Social Media: Impacts both Marriages and Divorce Proceedings
Over the last several years, there have been many studies that have outlined the negative impact of social media on relationships and marriages. Consistently studies have shown that individuals who frequently accessed social media sites are more likely to experience conflict with their partners. The studies also demonstrate that there is a link between social media use and a decrease in the quality of a marriage. Therefore, a focus on your social media friendships can quickly erode real-life communication and connection with your spouse. It logically follows that social media becomes an issue in divorce actions. In the past several years, lawyers have seen an increase in the number of cases using social networking evidence in divorce actions. According to Huffington Post, a survey of 2,000 married people in Britain indicated that a spouse’s questionable social media activity played a part in one out of seven divorce filings.
Social Media and Marriage
While social media can be a great tool for your relationships with other individuals, it is worth considering the following advice to minimize its negative impact on your marriage:
- Do not use social media as a support system: Close personal friends are individuals that you can trust. However, many of your online friends may be people who are not close friends with which you can trust your personal issues. You therefore should consider your social media audience before sharing personal information. Complaints about your spouse should not be shared on social media sites.
- What you don’t post can be as important as what you do: Right or wrong, a lack of mention can be interpreted by your spouse as a sign of neglect or disinterest. For example, a spouse looking at your posts may notice that you say “I” rather than “we” when discussing daily events in which the other spouse was involved. Or, you may post frequent pictures of yourself and your children online, but none of you and your spouse. These kinds of behaviors can lead to your spouse feeling left out or excluded.
- Monitor the amount of time you spend on social media. An excessive amount of time spent on social media sites and frequent contact with the same person can lead to jealousy and distrust by your spouse. Make sure to spend more time interacting with your spouse than you do monitoring what others are doing on social media.
- Expect the unexpected with online security: The privacy options in social media are prone to change and they are difficult to use effectively. Even tech-savvy individuals should proceed with extreme caution. Assume that more people can view your posts than you expect and that those posts may appear on the pages of other individuals, as well.
Social Media Provides Strong Evidence in Divorce Proceedings

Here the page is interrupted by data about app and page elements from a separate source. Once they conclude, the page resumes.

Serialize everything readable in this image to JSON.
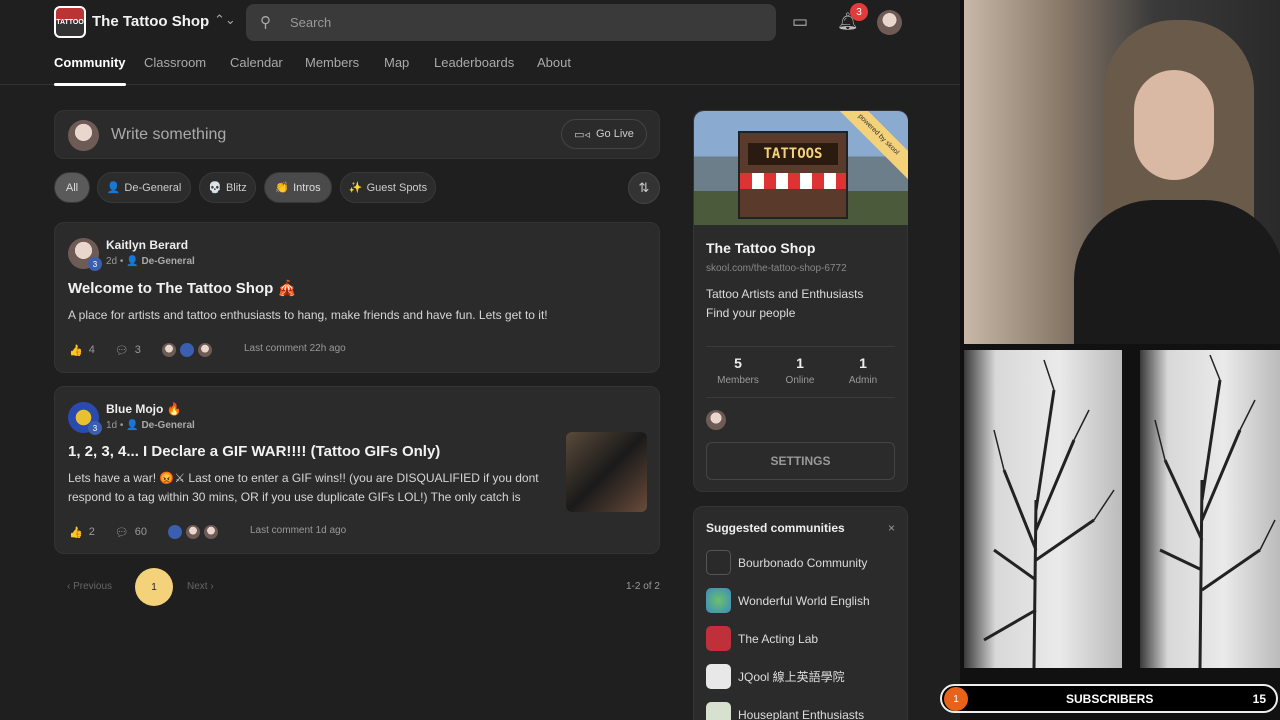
{
  "header": {
    "brand": "The Tattoo Shop",
    "logo_text": "TATTOO",
    "search_placeholder": "Search",
    "notification_count": "3"
  },
  "tabs": [
    "Community",
    "Classroom",
    "Calendar",
    "Members",
    "Map",
    "Leaderboards",
    "About"
  ],
  "composer": {
    "placeholder": "Write something",
    "go_live": "Go Live"
  },
  "filters": [
    {
      "emoji": "",
      "label": "All"
    },
    {
      "emoji": "👤",
      "label": "De-General"
    },
    {
      "emoji": "💀",
      "label": "Blitz"
    },
    {
      "emoji": "👏",
      "label": "Intros"
    },
    {
      "emoji": "✨",
      "label": "Guest Spots"
    }
  ],
  "posts": [
    {
      "author": "Kaitlyn Berard",
      "level": "3",
      "age": "2d",
      "sep": "•",
      "category": "De-General",
      "title": "Welcome to The Tattoo Shop 🎪",
      "body": "A place for artists and tattoo enthusiasts to hang, make friends and have fun. Lets get to it!",
      "likes": "4",
      "comments": "3",
      "last_comment": "Last comment 22h ago"
    },
    {
      "author": "Blue Mojo 🔥",
      "level": "3",
      "age": "1d",
      "sep": "•",
      "category": "De-General",
      "title": "1, 2, 3, 4... I Declare a GIF WAR!!!! (Tattoo GIFs Only)",
      "body": "Lets have a war! 😡⚔ Last one to enter a GIF wins!! (you are DISQUALIFIED if you dont respond to a tag within 30 mins, OR if you use duplicate GIFs LOL!) The only catch is",
      "likes": "2",
      "comments": "60",
      "last_comment": "Last comment 1d ago"
    }
  ],
  "pagination": {
    "prev": "Previous",
    "page": "1",
    "next": "Next",
    "count": "1-2 of 2"
  },
  "community": {
    "banner_sign": "TATTOOS",
    "ribbon": "powered by skool",
    "name": "The Tattoo Shop",
    "url": "skool.com/the-tattoo-shop-6772",
    "desc1": "Tattoo Artists and Enthusiasts",
    "desc2": "Find your people",
    "stats": [
      {
        "n": "5",
        "l": "Members"
      },
      {
        "n": "1",
        "l": "Online"
      },
      {
        "n": "1",
        "l": "Admin"
      }
    ],
    "settings": "SETTINGS"
  },
  "suggested": {
    "heading": "Suggested communities",
    "close": "×",
    "items": [
      {
        "name": "Bourbonado Community",
        "color": "#2a2a2a"
      },
      {
        "name": "Wonderful World English",
        "color": "#3a8ac0"
      },
      {
        "name": "The Acting Lab",
        "color": "#c0303a"
      },
      {
        "name": "JQool 線上英語學院",
        "color": "#e8e8e8"
      },
      {
        "name": "Houseplant Enthusiasts",
        "color": "#d8e0d0"
      }
    ]
  },
  "stream": {
    "subscribers_label": "SUBSCRIBERS",
    "subscribers_count": "15",
    "circle": "1"
  }
}
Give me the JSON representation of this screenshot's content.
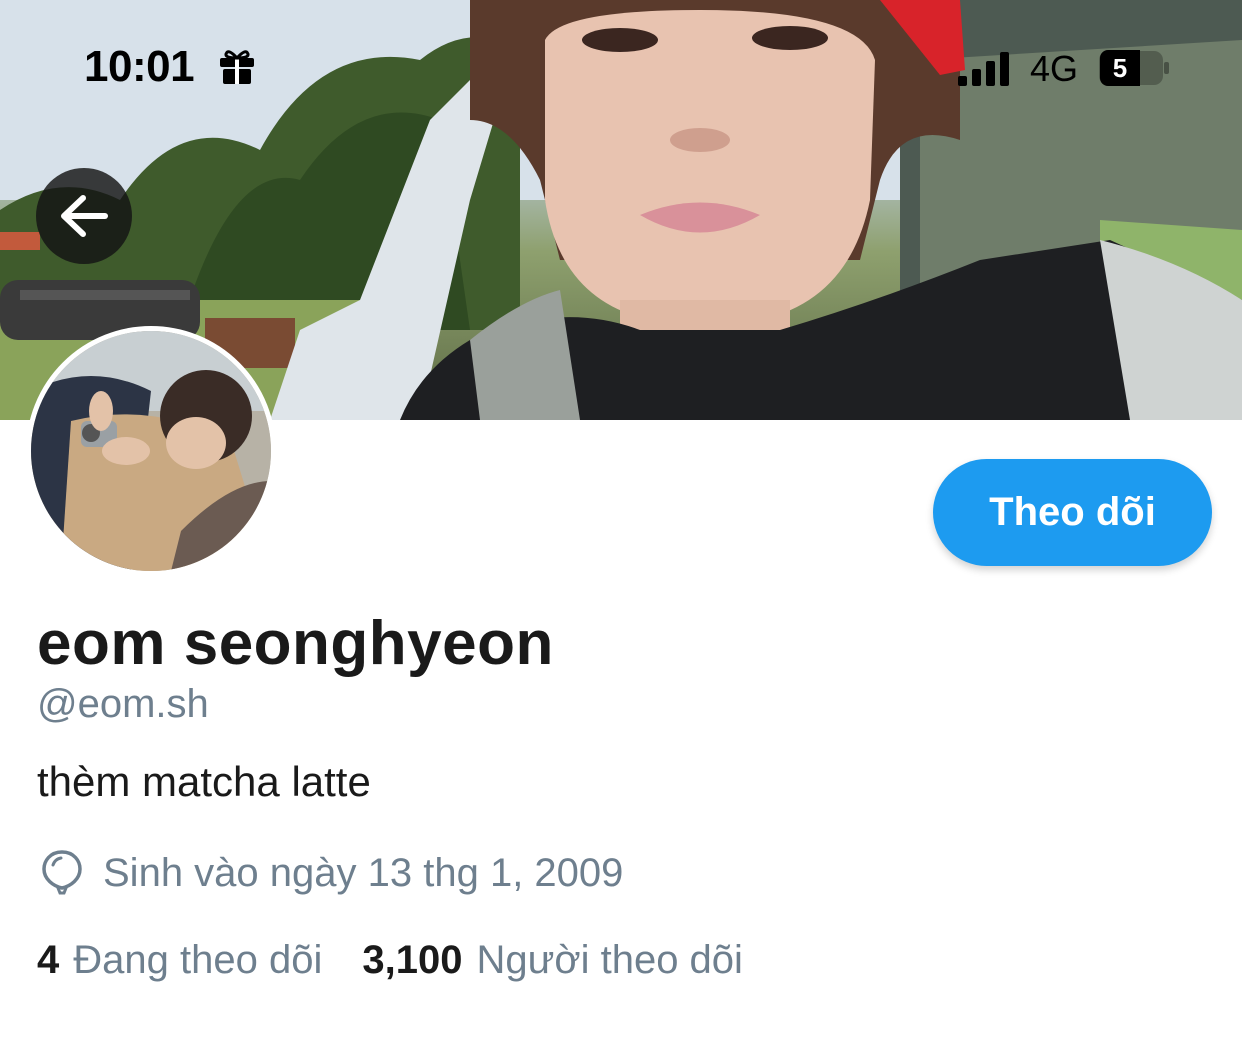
{
  "status_bar": {
    "time": "10:01",
    "network": "4G",
    "battery": "5"
  },
  "profile": {
    "display_name": "eom seonghyeon",
    "handle": "@eom.sh",
    "bio": "thèm matcha latte",
    "birthday": "Sinh vào ngày 13 thg 1, 2009",
    "following_count": "4",
    "following_label": "Đang theo dõi",
    "followers_count": "3,100",
    "followers_label": "Người theo dõi"
  },
  "actions": {
    "follow_label": "Theo dõi"
  },
  "colors": {
    "accent": "#1d9bf0",
    "secondary_text": "#6e7f8e"
  },
  "icons": [
    "gift-icon",
    "signal-icon",
    "battery-icon",
    "back-arrow-icon",
    "balloon-icon"
  ]
}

Once a divorce is underway, you should expect a high level of personal scrutiny by your spouse and his/her attorney. During this process, your social media activity will be investigated. As such, you should be mindful that anything you have posted in the past, or post during the divorce proceeding, will be discoverable by your spouse and his/her attorney. The following are a few points to think about if you are considering filing for a divorce:
- Censor your social media activity and do not post anything that you would not want to be an issue in court. For example, do not post information or photographs of your date with another person or drinking alcohol.
- Ask your friends to not post embarrassing comments or photos of you online.
- Again, do not expect that your posts will be private, even if you think you have mastered every nuance of social media security. Married couples have numerous mutual friends, some of who might have divided allegiances or their own motives. It only takes one such friend to leak information to your spouse.
Get Legal Advice Pertaining to Social Media Use
Even if you are just considering divorce, the attorneys at GoransonBain Ausley make extra effort to help you understand the potential complications that social media can create. Contact our Dallas divorce lawyers to learn more about these issues.
This post was written by Esther Donald.
“Divorces don’t settle out of weakness. The strongest advocates use skills and strategy to solve their clients’ family law disputes outside the courtroom.” — Esther R. Donald